Here’s one of the top stories on the U.S. Department of Labor website today:
DOL announces $2.5 million grant to continue to aid Maine workers impacted by Base Realignment and Closure actions [03/01/2010]
It links to the full 200 word press release that ends in a link to a DOL page about National Security Grants. What if, instead of that wording, you read this:
Attention Maine residents! Have you been laid off because your military base was downsized or closed? If so, your state Department of Labor can help. We’ve just given them additional funds to provide job counseling, training, and placement services to citizens who have lost their jobs because Maine’s military bases downsized or closed. To find out how you can take advantage of these services, contact the Maine Department of Labor (with an appropriate link directly to the place where citizens actually can apply for this service – or at least get more information about how to apply).
Short. Sweet. Conversational. Immediately identifies the audience that will care about this news, so the rest of us don’t have to waste our time (and there’s nothing that makes us madder at you than when you waste our time). Quickly summarizes what services are available, and gets us right to the appropriate contact point, in about 60 words. Oh, and it still credits US DOL for the funding. It turns a traditional press release into a service that citizens actually can use. It puts the needs of citizens first, while still giving the agency brownie points. Now, that wasn’t so hard, was it? So why don’t most government agencies take the time to turn their “news” into something we can use?
Last fall, I did a workshop for some public affairs officers at state agencies; and one thing I told them (that they didn’t much like to hear) is that press releases do not make good web content. Not on front pages of government websites. Not on Facebook pages. Not as Tweets. The audience for press releases is the press – not the general public. The general public turns off when it reads something that starts out, “Governor X announced…” or “Secretary Y went to…” They turn off when they see big “hero” photos of appointed officials cutting ribbons or making speeches. When people come to government websites, they’re looking for something that can help them – personally. And they want to know how to get that “thing” as fast as possible. So just take the time to re-write your press release into something we can use.
Oh, and here’s one more tip: show us the money (thank you, Jerry McGuire!). If you want a thumbnail sketch of what citizens are looking for on federal government websites, just visit “What’s On Americans’ Minds” on USA.gov. Check out that section on “pages the public visits most” on the website. See a trend? Yep. Money. How to make money. How to save money. How to get money. How to get more with your money. How to keep your money. This is not rocket science. So if you really want to grab the public’s attention, tell us what you’ve got that can “show us the money.”

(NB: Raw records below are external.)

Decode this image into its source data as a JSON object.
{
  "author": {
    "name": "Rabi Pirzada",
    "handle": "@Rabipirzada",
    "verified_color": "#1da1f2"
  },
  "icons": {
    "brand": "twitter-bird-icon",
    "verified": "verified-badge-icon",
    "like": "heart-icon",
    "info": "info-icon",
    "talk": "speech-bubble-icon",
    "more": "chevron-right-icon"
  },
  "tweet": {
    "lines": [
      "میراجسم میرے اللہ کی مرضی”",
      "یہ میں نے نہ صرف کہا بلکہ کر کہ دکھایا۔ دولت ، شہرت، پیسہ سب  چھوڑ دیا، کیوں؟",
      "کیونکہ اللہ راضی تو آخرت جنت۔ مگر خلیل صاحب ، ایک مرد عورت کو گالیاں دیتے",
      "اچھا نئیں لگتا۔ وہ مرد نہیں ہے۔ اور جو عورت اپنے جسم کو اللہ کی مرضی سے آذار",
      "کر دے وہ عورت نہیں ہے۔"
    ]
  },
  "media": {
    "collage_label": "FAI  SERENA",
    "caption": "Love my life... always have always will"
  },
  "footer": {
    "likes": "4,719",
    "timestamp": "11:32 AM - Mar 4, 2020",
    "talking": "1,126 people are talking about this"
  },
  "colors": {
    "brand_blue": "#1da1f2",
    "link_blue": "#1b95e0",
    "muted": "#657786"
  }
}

I know this isn’t how most public affairs officers have been trained. And I know they face pressure from bosses who want to look good, personally…bosses who like those traditional press releases. But think about it (and explain it to your bosses) this way – if you want people to remember you, give them something they want or need. Put their needs above your needs, and they will remember you.
I always love the “Miracle on 34th Street” analogy. Remember how Macy’s Santa sends the little boy’s mom to Gimbels to get that special toy, even though Macy’s does carry something similar? The camera pans to Thelma Ritter (the mom), and she says something like, “Well, what do you know? Macy’s is putting the spirit of Christmas ahead of profits. I never much liked shopping at Macy’s before, but I will now.”
Turn your news into something we can use. We’ll get better service, and we WILL remember you.